Reading through the account of the pilgrims, who they all are and some of the interactions between them reveals the customary humour and wit of Chaucer, that is clearly revealed in the way that he presents himself and in the way that he presents others. One way in which this humour is revealed in his self-critique as narrator. He apologises for having to use the rather crude words that some of his characters use but he says that to maintain the authenticity of his tale he simply has to report his characters' words as accurately as possible. Then he apologises again for not listing his characters in order of social rank:
Also I beg you to forgive it me
If I overlooked all standing and degree
As regards the order in which people come
Here in this tally, as I set them down:
My wits are none too bright, as you can see.
The way that he presents himself as a rather dim and unintelligent individual is of course belied by his shrewd presentation of the other characters. He is clearly anything but "none too bright." Note too the irony that he uses in presenting a character as being one thing than revealing him or her to be something else.
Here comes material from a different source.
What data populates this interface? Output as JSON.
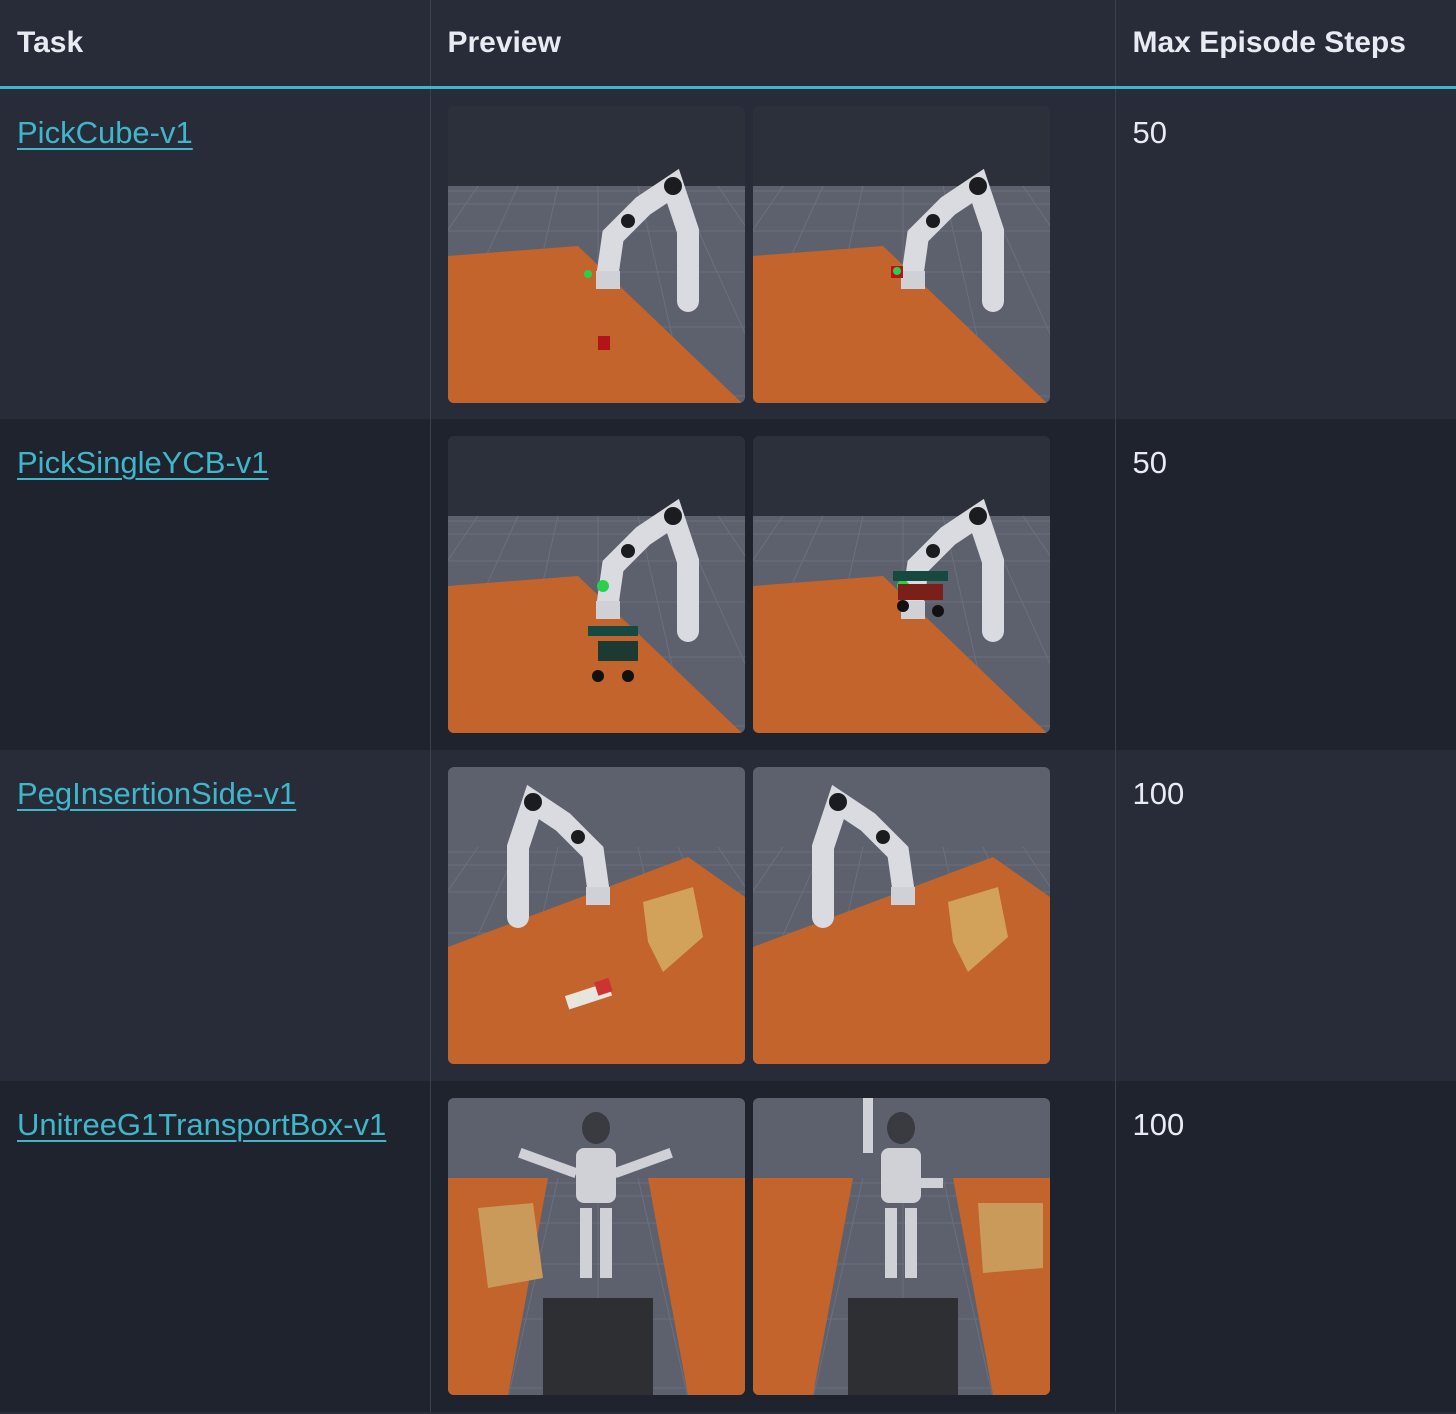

The following quote describes the host:
A handsome man our host, handsome indeed,
And a fit master of ceremonies.
He was a big man with protruding eyes...
Clearly, "handsome" cannot be taken too literally in this sense. Chaucer's humour in this section of his famous work is thus based around caustic irony as he presents himself as being something less than he actually is whilst presenting those around him as something that they are actually not.